Loving Jezebel Movie Review
Written by a man (Kwyn Bader) who has convinced himself he knows what women want, "Loving Jezebel" is a film about a sensitive-guy lady-killer with a bad habit of coveting women who are spoken for.
After a prologue in which our hero is freeze-framed while jumping out a window to escape an angry and armed jealous husband, Theodorus (Hill Harper) laments in voice-over about how it all started in kindergarten with a girl named Nicky Noodleman.
In a two-reel run through high school and college (rife with amped-up '80s and first-sex clichés), Theo comes off like a whiney puppy dog type, actually begging for dates and -- here's where the picture's credibility goes straight out the window -- getting girls to say "yes" this way.
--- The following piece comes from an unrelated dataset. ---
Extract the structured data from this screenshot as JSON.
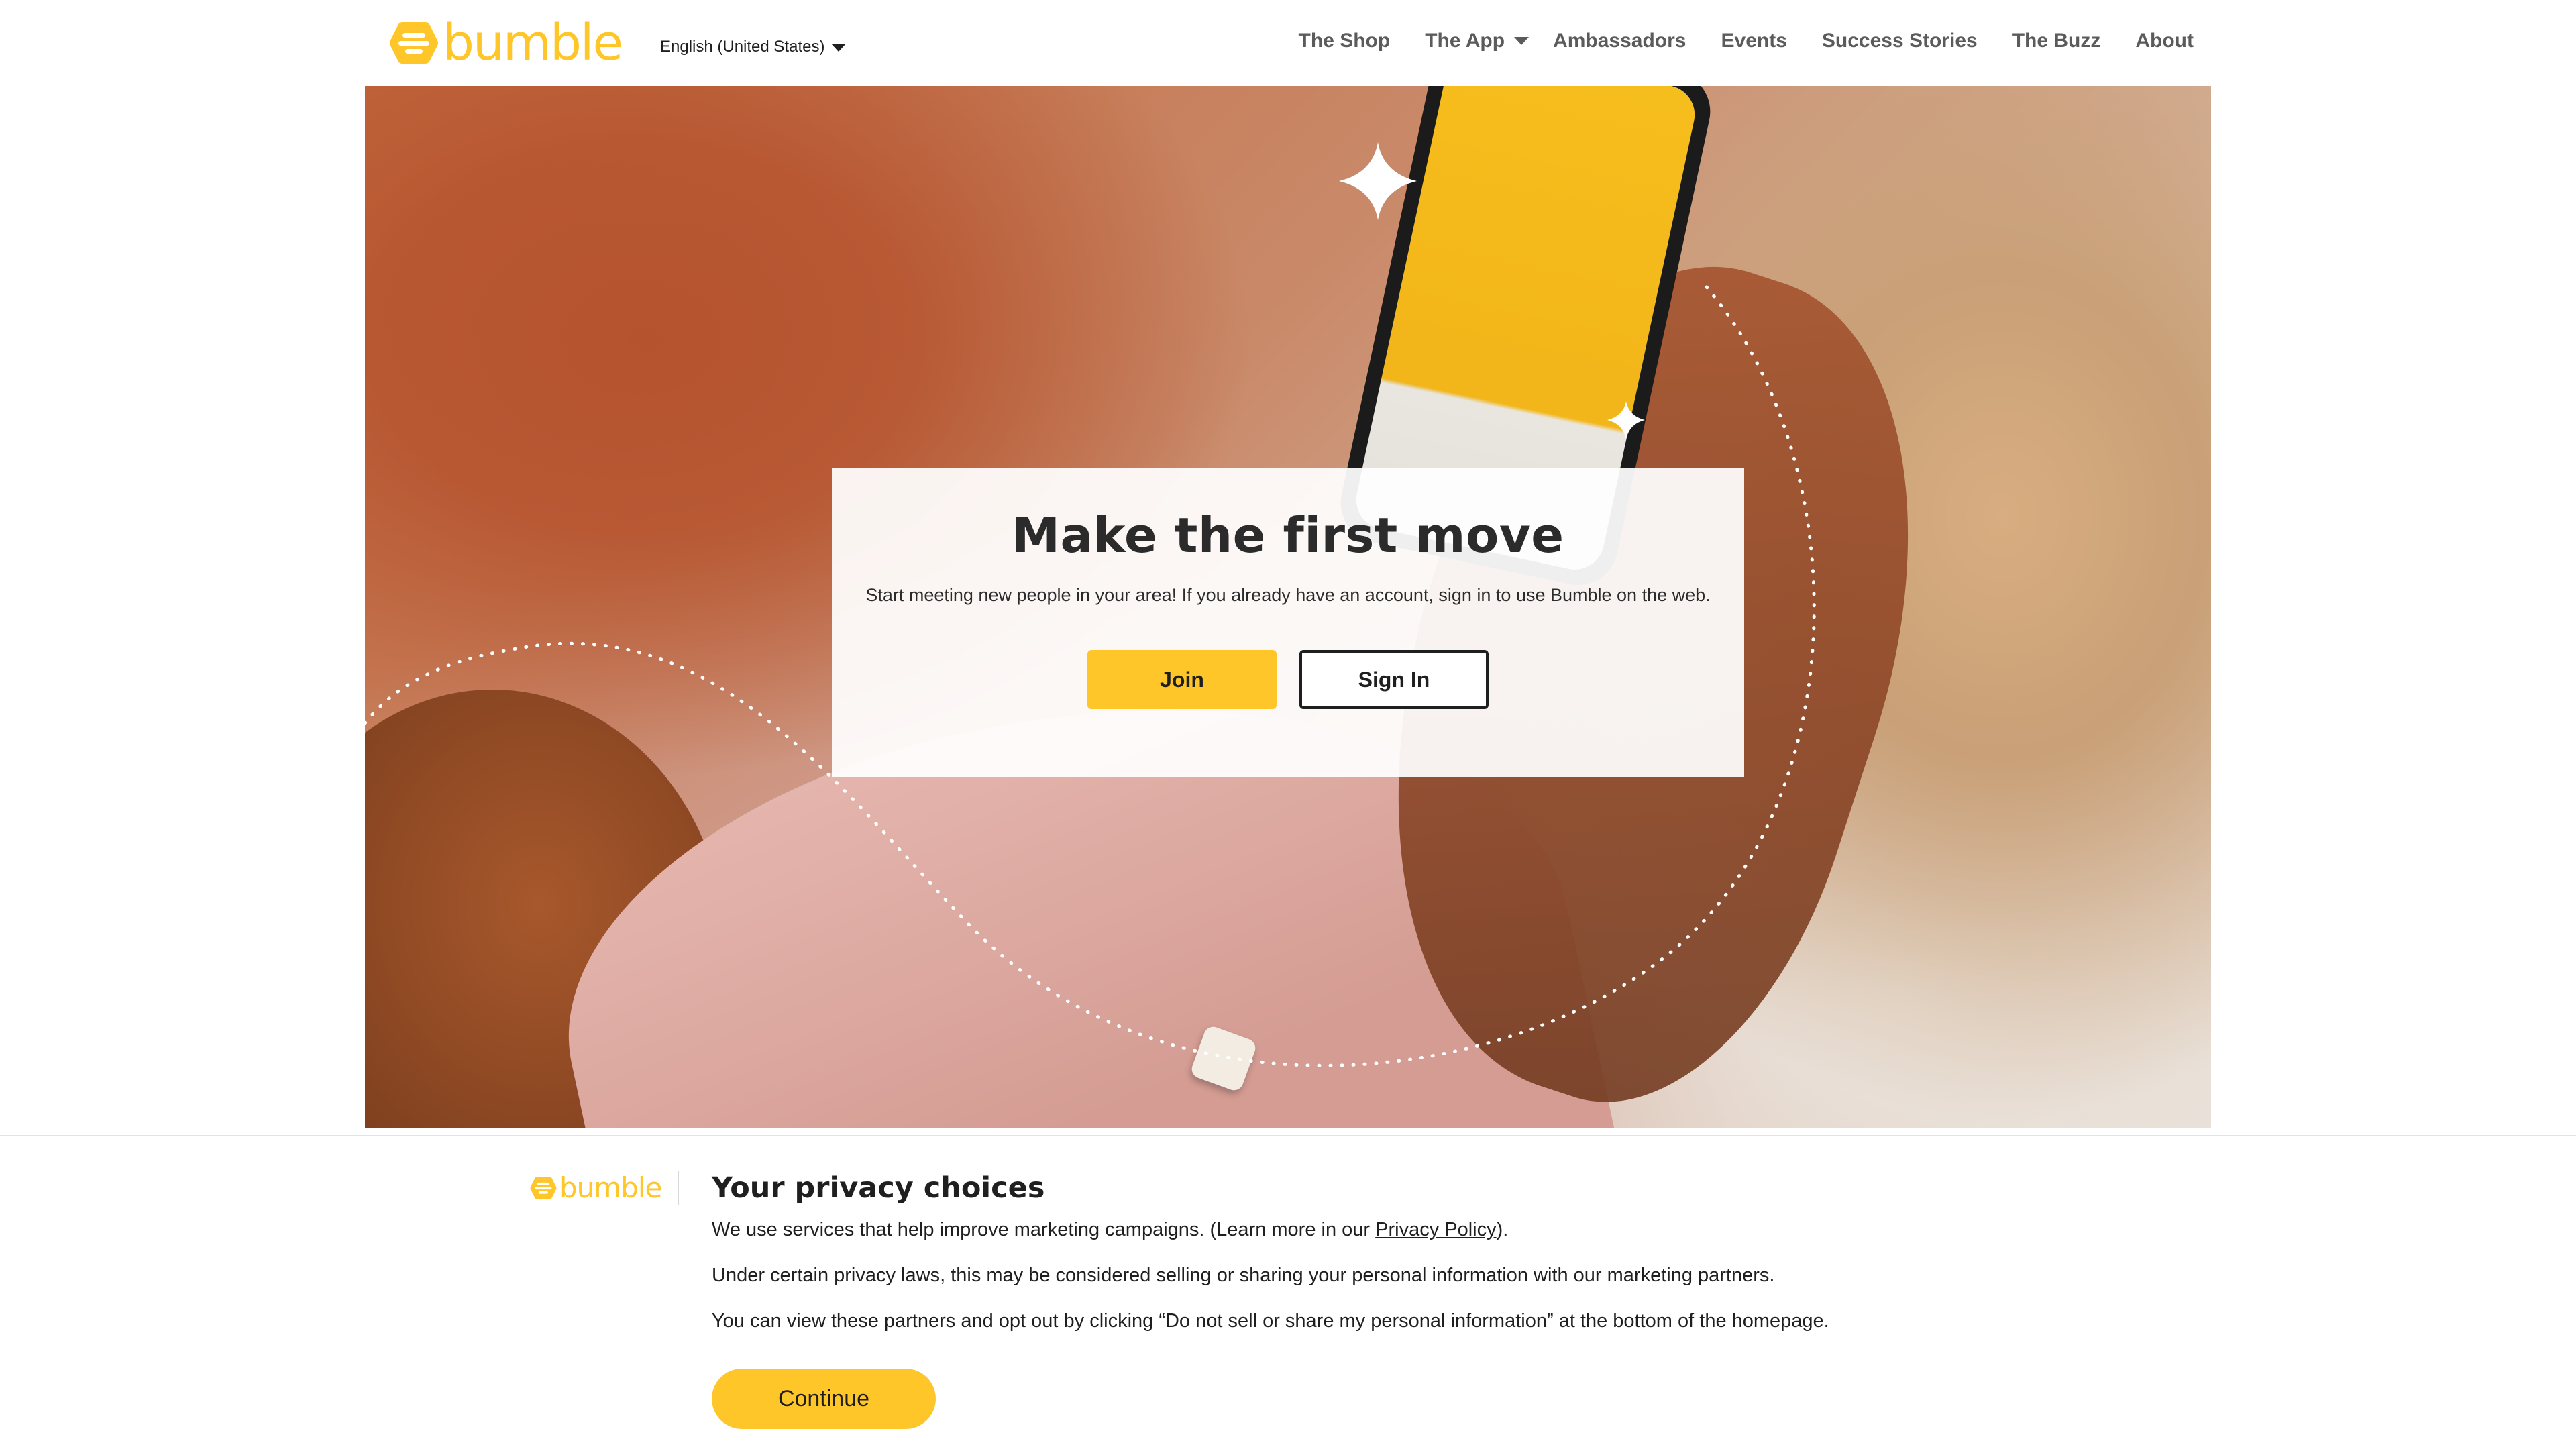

See, they all have insensitive boyfriends and he's so tender, blah, blah, blah.
The biggest problem with "Loving Jezebel" is that it seems to be angled toward a female audience, yet the string of female leads are all one-note fantasy girls given fabricated depth by way of personality quirks. There's the college-age virgin (Nicole Ari Parker) who sleeps with him because he spouts some poetic nonsense about jazz. There's the teddy bear girl (Elisa Donovan) whose bed is blanketed with stuffed animals. There's the worldly chick from Trinidad (Sandrine Holt) who oozes sexuality and wears spaghetti-strapped leotards and sarongs.
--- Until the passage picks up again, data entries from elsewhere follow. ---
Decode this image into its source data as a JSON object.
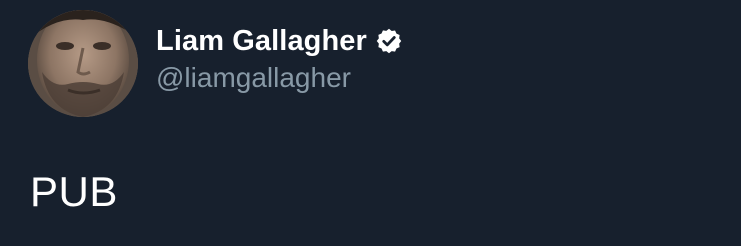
{
  "tweet": {
    "author": {
      "display_name": "Liam Gallagher",
      "handle": "@liamgallagher",
      "verified": true,
      "avatar_icon": "profile-photo"
    },
    "text": "PUB"
  },
  "theme": {
    "background": "#17202d",
    "name_color": "#ffffff",
    "handle_color": "#8899a6",
    "text_color": "#ffffff",
    "badge_fill": "#ffffff",
    "badge_check": "#17202d"
  }
}
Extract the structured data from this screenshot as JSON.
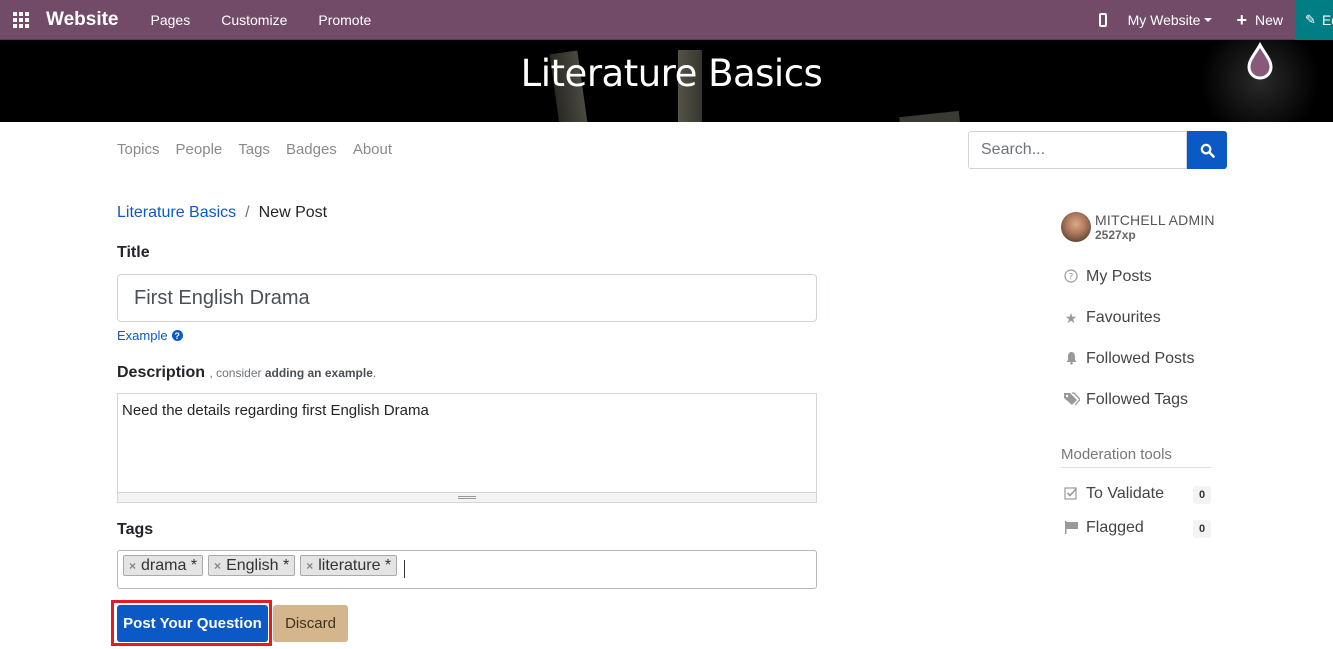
{
  "topbar": {
    "brand": "Website",
    "menus": [
      "Pages",
      "Customize",
      "Promote"
    ],
    "website_selector": "My Website",
    "new_label": "New",
    "edit_label": "Edit",
    "bg_color": "#714b67",
    "edit_color": "#017e84"
  },
  "hero": {
    "title": "Literature Basics"
  },
  "forum_nav": {
    "items": [
      "Topics",
      "People",
      "Tags",
      "Badges",
      "About"
    ]
  },
  "search": {
    "placeholder": "Search..."
  },
  "breadcrumb": {
    "parent": "Literature Basics",
    "separator": "/",
    "current": "New Post"
  },
  "form": {
    "title_label": "Title",
    "title_value": "First English Drama",
    "example_link": "Example",
    "description_label": "Description",
    "description_hint_prefix": ", consider",
    "description_hint_bold": "adding an example",
    "description_hint_suffix": ".",
    "description_value": "Need the details regarding first English Drama",
    "tags_label": "Tags",
    "tags": [
      "drama *",
      "English *",
      "literature *"
    ],
    "tag_remove": "×",
    "post_button": "Post Your Question",
    "discard_button": "Discard"
  },
  "sidebar": {
    "user_name": "MITCHELL ADMIN",
    "user_xp": "2527xp",
    "items": [
      {
        "label": "My Posts",
        "icon": "question-circle-icon"
      },
      {
        "label": "Favourites",
        "icon": "star-icon"
      },
      {
        "label": "Followed Posts",
        "icon": "bell-icon"
      },
      {
        "label": "Followed Tags",
        "icon": "tags-icon"
      }
    ],
    "moderation_title": "Moderation tools",
    "moderation": [
      {
        "label": "To Validate",
        "count": "0",
        "icon": "check-square-icon"
      },
      {
        "label": "Flagged",
        "count": "0",
        "icon": "flag-icon"
      }
    ]
  }
}
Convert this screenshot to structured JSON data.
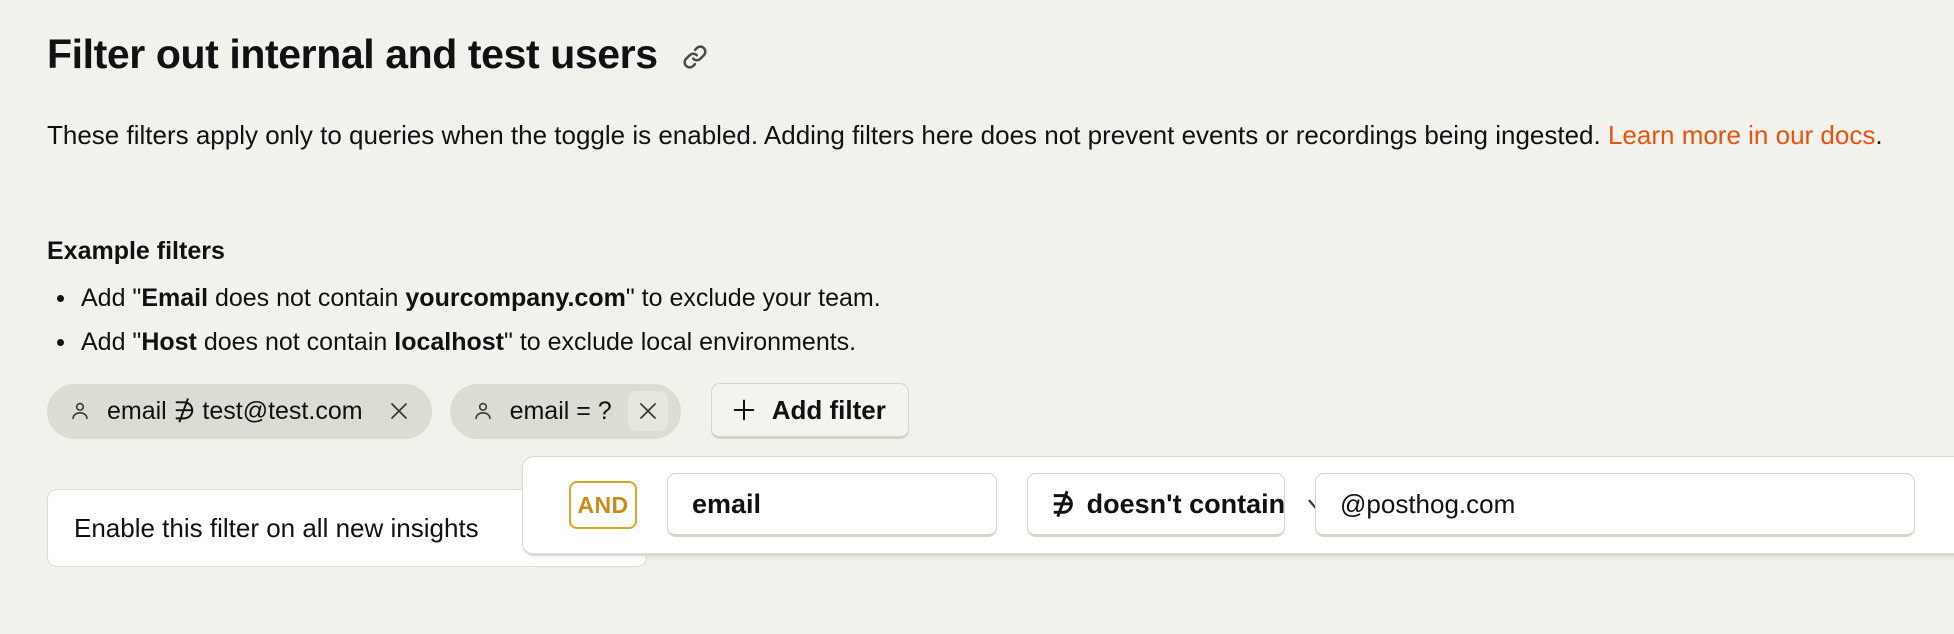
{
  "header": {
    "title": "Filter out internal and test users",
    "link_icon": "link-icon"
  },
  "description": {
    "text_before_link": "These filters apply only to queries when the toggle is enabled. Adding filters here does not prevent events or recordings being ingested. ",
    "link_text": "Learn more in our docs",
    "text_after_link": "."
  },
  "examples": {
    "heading": "Example filters",
    "items": [
      {
        "prefix": "Add \"",
        "bold_1": "Email",
        "middle": " does not contain ",
        "bold_2": "yourcompany.com",
        "suffix": "\" to exclude your team."
      },
      {
        "prefix": "Add \"",
        "bold_1": "Host",
        "middle": " does not contain ",
        "bold_2": "localhost",
        "suffix": "\" to exclude local environments."
      }
    ]
  },
  "filters": {
    "pills": [
      {
        "icon": "person-icon",
        "label": "email ∌ test@test.com",
        "close_label": "✕",
        "close_active": false
      },
      {
        "icon": "person-icon",
        "label": "email = ?",
        "close_label": "✕",
        "close_active": true
      }
    ],
    "add_filter_label": "Add filter",
    "plus_icon": "plus-icon"
  },
  "enable_toggle": {
    "label": "Enable this filter on all new insights"
  },
  "filter_editor": {
    "logic_operator": "AND",
    "property_value": "email",
    "operator_symbol": "∌",
    "operator_label": "doesn't contain",
    "chevron_icon": "chevron-down-icon",
    "value": "@posthog.com"
  },
  "colors": {
    "background": "#f2f2ed",
    "accent_link": "#e8530e",
    "and_badge_border": "#dba622",
    "and_badge_text": "#c98d1b",
    "pill_background": "#dcdcd4",
    "text": "#111013"
  }
}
The circumstances of these romances are all highly contrived. Much of the time the dialogue is even more so ("That night I believed again in the magic of life..."). Harper certainly garners audience sympathy because he really is a sensitive guy, but he's unconvincing as a Romeo who "loves all the things about women their men don't love." What is this, a Luther Vandross song?
If Theo were being depicted as a dog who learns to love, "Loving Jezebel" might have been obnoxious and unoriginal, but at least there would have been a story arc to this "romantic" comedy. Instead, this hero is depicted as a guy who loves all women and just hasn't found the right one yet...
Until the last reel, of course. Whose husband do you think he was running away from? Samantha (Laurel Holloman) is an unhappy young married who anguishes over attempted poetry every day in the coffee shop in the Village, where Theo works. What they share is, apparently, special -- or so says Theo in the voice-over. We'll just have to take his word for it because the movie doesn't tell us any more than that.